THE PROBLEM
Each line below has to be set down again exactly.

____ DATA TO USE

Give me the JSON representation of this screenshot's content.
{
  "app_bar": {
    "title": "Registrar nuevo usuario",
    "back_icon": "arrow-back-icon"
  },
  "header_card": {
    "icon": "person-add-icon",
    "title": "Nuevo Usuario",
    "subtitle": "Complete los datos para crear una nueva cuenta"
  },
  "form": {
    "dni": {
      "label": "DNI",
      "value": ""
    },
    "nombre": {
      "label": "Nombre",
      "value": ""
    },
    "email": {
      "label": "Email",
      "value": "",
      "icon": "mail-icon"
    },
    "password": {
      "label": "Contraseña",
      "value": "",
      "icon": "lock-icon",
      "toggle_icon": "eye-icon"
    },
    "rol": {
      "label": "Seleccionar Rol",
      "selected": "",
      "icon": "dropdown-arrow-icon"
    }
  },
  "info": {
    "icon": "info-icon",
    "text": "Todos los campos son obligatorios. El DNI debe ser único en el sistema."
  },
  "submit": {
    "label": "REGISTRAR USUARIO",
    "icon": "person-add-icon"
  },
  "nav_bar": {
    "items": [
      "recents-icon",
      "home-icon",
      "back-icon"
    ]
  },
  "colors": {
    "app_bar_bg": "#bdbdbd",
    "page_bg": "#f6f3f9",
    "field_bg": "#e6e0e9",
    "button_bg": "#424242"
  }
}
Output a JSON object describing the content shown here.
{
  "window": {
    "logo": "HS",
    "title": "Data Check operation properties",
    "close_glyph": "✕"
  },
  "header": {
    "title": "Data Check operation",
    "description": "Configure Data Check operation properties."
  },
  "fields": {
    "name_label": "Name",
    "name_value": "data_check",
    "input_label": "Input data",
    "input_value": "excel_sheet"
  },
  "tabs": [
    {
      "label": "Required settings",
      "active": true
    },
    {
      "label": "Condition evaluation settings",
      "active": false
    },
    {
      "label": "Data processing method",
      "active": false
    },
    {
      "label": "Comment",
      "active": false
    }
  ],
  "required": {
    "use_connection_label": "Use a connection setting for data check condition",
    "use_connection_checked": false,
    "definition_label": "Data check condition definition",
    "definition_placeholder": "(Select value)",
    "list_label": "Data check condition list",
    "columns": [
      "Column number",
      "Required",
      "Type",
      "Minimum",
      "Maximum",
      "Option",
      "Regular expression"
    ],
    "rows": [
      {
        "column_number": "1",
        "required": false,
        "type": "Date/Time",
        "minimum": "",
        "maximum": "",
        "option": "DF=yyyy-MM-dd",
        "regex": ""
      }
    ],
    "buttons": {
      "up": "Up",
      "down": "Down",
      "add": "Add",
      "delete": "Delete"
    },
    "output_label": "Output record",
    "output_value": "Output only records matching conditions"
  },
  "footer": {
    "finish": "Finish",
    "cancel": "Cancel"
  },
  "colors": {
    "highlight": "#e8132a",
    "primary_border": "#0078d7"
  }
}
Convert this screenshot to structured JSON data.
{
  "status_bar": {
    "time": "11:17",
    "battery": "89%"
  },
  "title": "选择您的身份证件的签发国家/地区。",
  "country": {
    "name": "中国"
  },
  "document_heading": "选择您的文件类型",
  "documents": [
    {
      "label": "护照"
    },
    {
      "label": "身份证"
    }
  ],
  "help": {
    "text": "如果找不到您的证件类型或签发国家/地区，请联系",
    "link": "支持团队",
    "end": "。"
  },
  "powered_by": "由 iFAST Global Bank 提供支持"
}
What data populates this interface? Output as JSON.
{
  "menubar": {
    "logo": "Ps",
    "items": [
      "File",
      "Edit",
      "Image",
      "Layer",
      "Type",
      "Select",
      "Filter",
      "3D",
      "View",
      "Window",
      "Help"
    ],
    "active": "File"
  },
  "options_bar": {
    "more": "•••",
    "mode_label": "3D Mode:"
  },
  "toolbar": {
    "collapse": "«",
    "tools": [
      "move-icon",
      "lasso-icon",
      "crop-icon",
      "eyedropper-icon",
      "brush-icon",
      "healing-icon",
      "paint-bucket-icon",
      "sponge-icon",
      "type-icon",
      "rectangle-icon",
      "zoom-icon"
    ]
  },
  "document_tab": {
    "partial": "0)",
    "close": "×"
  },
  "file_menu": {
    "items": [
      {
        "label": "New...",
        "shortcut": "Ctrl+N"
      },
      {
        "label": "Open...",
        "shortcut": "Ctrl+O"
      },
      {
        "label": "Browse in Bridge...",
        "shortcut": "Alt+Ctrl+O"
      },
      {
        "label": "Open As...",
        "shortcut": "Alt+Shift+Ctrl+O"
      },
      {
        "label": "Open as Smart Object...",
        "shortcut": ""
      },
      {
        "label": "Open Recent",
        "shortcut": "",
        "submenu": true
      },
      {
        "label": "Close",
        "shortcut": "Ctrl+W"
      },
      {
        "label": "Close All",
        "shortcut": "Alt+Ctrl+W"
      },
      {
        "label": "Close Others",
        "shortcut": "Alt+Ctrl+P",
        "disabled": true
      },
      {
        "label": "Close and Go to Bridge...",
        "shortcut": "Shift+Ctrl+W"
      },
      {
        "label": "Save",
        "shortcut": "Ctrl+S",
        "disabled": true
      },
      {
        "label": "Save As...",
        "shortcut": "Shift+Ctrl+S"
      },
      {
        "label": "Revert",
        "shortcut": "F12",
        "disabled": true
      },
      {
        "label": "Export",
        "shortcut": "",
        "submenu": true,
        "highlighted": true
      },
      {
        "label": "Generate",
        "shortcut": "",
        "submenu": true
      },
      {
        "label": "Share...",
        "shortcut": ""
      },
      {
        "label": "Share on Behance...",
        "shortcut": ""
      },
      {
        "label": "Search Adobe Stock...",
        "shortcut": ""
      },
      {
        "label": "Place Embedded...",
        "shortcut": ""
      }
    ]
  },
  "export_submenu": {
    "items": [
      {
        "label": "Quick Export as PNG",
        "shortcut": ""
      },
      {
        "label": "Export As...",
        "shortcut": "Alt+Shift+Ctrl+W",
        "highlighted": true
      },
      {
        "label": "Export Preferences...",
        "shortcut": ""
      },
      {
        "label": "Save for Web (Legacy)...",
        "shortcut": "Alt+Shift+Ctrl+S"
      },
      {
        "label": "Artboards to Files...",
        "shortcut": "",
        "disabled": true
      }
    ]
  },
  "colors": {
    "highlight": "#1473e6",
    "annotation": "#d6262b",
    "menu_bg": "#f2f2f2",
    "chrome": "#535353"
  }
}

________

RESPONSE TO THIS EXERCISE
Give me the JSON representation of this screenshot's content.
{
  "app_bar": {
    "title": "Registrar nuevo usuario",
    "back_icon": "arrow-back-icon"
  },
  "header_card": {
    "icon": "person-add-icon",
    "title": "Nuevo Usuario",
    "subtitle": "Complete los datos para crear una nueva cuenta"
  },
  "form": {
    "dni": {
      "label": "DNI",
      "value": ""
    },
    "nombre": {
      "label": "Nombre",
      "value": ""
    },
    "email": {
      "label": "Email",
      "value": "",
      "icon": "mail-icon"
    },
    "password": {
      "label": "Contraseña",
      "value": "",
      "icon": "lock-icon",
      "toggle_icon": "eye-icon"
    },
    "rol": {
      "label": "Seleccionar Rol",
      "selected": "",
      "icon": "dropdown-arrow-icon"
    }
  },
  "info": {
    "icon": "info-icon",
    "text": "Todos los campos son obligatorios. El DNI debe ser único en el sistema."
  },
  "submit": {
    "label": "REGISTRAR USUARIO",
    "icon": "person-add-icon"
  },
  "nav_bar": {
    "items": [
      "recents-icon",
      "home-icon",
      "back-icon"
    ]
  },
  "colors": {
    "app_bar_bg": "#bdbdbd",
    "page_bg": "#f6f3f9",
    "field_bg": "#e6e0e9",
    "button_bg": "#424242"
  }
}
Output a JSON object describing the content shown here.
{
  "window": {
    "logo": "HS",
    "title": "Data Check operation properties",
    "close_glyph": "✕"
  },
  "header": {
    "title": "Data Check operation",
    "description": "Configure Data Check operation properties."
  },
  "fields": {
    "name_label": "Name",
    "name_value": "data_check",
    "input_label": "Input data",
    "input_value": "excel_sheet"
  },
  "tabs": [
    {
      "label": "Required settings",
      "active": true
    },
    {
      "label": "Condition evaluation settings",
      "active": false
    },
    {
      "label": "Data processing method",
      "active": false
    },
    {
      "label": "Comment",
      "active": false
    }
  ],
  "required": {
    "use_connection_label": "Use a connection setting for data check condition",
    "use_connection_checked": false,
    "definition_label": "Data check condition definition",
    "definition_placeholder": "(Select value)",
    "list_label": "Data check condition list",
    "columns": [
      "Column number",
      "Required",
      "Type",
      "Minimum",
      "Maximum",
      "Option",
      "Regular expression"
    ],
    "rows": [
      {
        "column_number": "1",
        "required": false,
        "type": "Date/Time",
        "minimum": "",
        "maximum": "",
        "option": "DF=yyyy-MM-dd",
        "regex": ""
      }
    ],
    "buttons": {
      "up": "Up",
      "down": "Down",
      "add": "Add",
      "delete": "Delete"
    },
    "output_label": "Output record",
    "output_value": "Output only records matching conditions"
  },
  "footer": {
    "finish": "Finish",
    "cancel": "Cancel"
  },
  "colors": {
    "highlight": "#e8132a",
    "primary_border": "#0078d7"
  }
}
Convert this screenshot to structured JSON data.
{
  "status_bar": {
    "time": "11:17",
    "battery": "89%"
  },
  "title": "选择您的身份证件的签发国家/地区。",
  "country": {
    "name": "中国"
  },
  "document_heading": "选择您的文件类型",
  "documents": [
    {
      "label": "护照"
    },
    {
      "label": "身份证"
    }
  ],
  "help": {
    "text": "如果找不到您的证件类型或签发国家/地区，请联系",
    "link": "支持团队",
    "end": "。"
  },
  "powered_by": "由 iFAST Global Bank 提供支持"
}
What data populates this interface? Output as JSON.
{
  "menubar": {
    "logo": "Ps",
    "items": [
      "File",
      "Edit",
      "Image",
      "Layer",
      "Type",
      "Select",
      "Filter",
      "3D",
      "View",
      "Window",
      "Help"
    ],
    "active": "File"
  },
  "options_bar": {
    "more": "•••",
    "mode_label": "3D Mode:"
  },
  "toolbar": {
    "collapse": "«",
    "tools": [
      "move-icon",
      "lasso-icon",
      "crop-icon",
      "eyedropper-icon",
      "brush-icon",
      "healing-icon",
      "paint-bucket-icon",
      "sponge-icon",
      "type-icon",
      "rectangle-icon",
      "zoom-icon"
    ]
  },
  "document_tab": {
    "partial": "0)",
    "close": "×"
  },
  "file_menu": {
    "items": [
      {
        "label": "New...",
        "shortcut": "Ctrl+N"
      },
      {
        "label": "Open...",
        "shortcut": "Ctrl+O"
      },
      {
        "label": "Browse in Bridge...",
        "shortcut": "Alt+Ctrl+O"
      },
      {
        "label": "Open As...",
        "shortcut": "Alt+Shift+Ctrl+O"
      },
      {
        "label": "Open as Smart Object...",
        "shortcut": ""
      },
      {
        "label": "Open Recent",
        "shortcut": "",
        "submenu": true
      },
      {
        "label": "Close",
        "shortcut": "Ctrl+W"
      },
      {
        "label": "Close All",
        "shortcut": "Alt+Ctrl+W"
      },
      {
        "label": "Close Others",
        "shortcut": "Alt+Ctrl+P",
        "disabled": true
      },
      {
        "label": "Close and Go to Bridge...",
        "shortcut": "Shift+Ctrl+W"
      },
      {
        "label": "Save",
        "shortcut": "Ctrl+S",
        "disabled": true
      },
      {
        "label": "Save As...",
        "shortcut": "Shift+Ctrl+S"
      },
      {
        "label": "Revert",
        "shortcut": "F12",
        "disabled": true
      },
      {
        "label": "Export",
        "shortcut": "",
        "submenu": true,
        "highlighted": true
      },
      {
        "label": "Generate",
        "shortcut": "",
        "submenu": true
      },
      {
        "label": "Share...",
        "shortcut": ""
      },
      {
        "label": "Share on Behance...",
        "shortcut": ""
      },
      {
        "label": "Search Adobe Stock...",
        "shortcut": ""
      },
      {
        "label": "Place Embedded...",
        "shortcut": ""
      }
    ]
  },
  "export_submenu": {
    "items": [
      {
        "label": "Quick Export as PNG",
        "shortcut": ""
      },
      {
        "label": "Export As...",
        "shortcut": "Alt+Shift+Ctrl+W",
        "highlighted": true
      },
      {
        "label": "Export Preferences...",
        "shortcut": ""
      },
      {
        "label": "Save for Web (Legacy)...",
        "shortcut": "Alt+Shift+Ctrl+S"
      },
      {
        "label": "Artboards to Files...",
        "shortcut": "",
        "disabled": true
      }
    ]
  },
  "colors": {
    "highlight": "#1473e6",
    "annotation": "#d6262b",
    "menu_bg": "#f2f2f2",
    "chrome": "#535353"
  }
}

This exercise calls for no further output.